This particular species I always called a sessile Trillium (T. cuneatum) because the flower sits right on the whorl of three leaves.  The outer three tepals are maroon-colored on the inside surface.  The inner three tepals remain erect and almost 2" tall.  The leaves are rather nicely mottled, and a similar species was called toad shade.  

Earth Day - 2022

 Hard to believe how the years have passed, 52 of them since the first Earth Day.  I recall Earth Day  was not a big event because the anti-war protest occupied our attention and TPP was a senior trying to graduate from college and start graduate studies.  And it wasn't easy.  You had to cross picket lines to go to class, if indeed you had to go to class. Now it seems that Earth Day is not enough; more change is needed than it seems can make in the short term especially in today's political atmosphere will allow, and it leaves TPP feeling rather defeated. I can't wait for the waves to start lapping at the door of Mar-a-lago.

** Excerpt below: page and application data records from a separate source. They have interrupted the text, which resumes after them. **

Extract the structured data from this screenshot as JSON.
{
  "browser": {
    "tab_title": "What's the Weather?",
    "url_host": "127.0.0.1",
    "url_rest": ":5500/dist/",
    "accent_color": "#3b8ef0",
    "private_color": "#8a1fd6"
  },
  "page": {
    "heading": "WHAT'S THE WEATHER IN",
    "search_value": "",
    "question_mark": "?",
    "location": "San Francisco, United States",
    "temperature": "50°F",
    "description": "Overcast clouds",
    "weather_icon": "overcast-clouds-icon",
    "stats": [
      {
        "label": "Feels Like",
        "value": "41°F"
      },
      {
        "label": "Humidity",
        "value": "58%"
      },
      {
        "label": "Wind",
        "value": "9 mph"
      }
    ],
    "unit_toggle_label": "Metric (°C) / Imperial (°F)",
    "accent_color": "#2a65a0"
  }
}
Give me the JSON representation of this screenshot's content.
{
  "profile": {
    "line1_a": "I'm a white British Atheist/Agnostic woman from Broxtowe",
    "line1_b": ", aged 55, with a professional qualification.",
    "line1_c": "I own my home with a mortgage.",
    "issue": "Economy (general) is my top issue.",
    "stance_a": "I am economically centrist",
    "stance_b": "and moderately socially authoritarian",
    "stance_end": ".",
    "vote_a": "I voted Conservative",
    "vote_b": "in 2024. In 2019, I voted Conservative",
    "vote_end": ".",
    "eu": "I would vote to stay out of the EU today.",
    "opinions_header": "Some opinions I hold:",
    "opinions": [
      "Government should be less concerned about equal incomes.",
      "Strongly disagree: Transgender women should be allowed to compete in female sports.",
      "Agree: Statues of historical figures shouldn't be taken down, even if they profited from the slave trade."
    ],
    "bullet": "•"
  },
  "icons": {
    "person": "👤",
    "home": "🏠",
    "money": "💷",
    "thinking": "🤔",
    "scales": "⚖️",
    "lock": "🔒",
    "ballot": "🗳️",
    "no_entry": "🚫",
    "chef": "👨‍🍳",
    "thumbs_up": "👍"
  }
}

Keep the faith people, but I doubt religion is going to play any useful role. TPP needs a beverage to revive his attitude.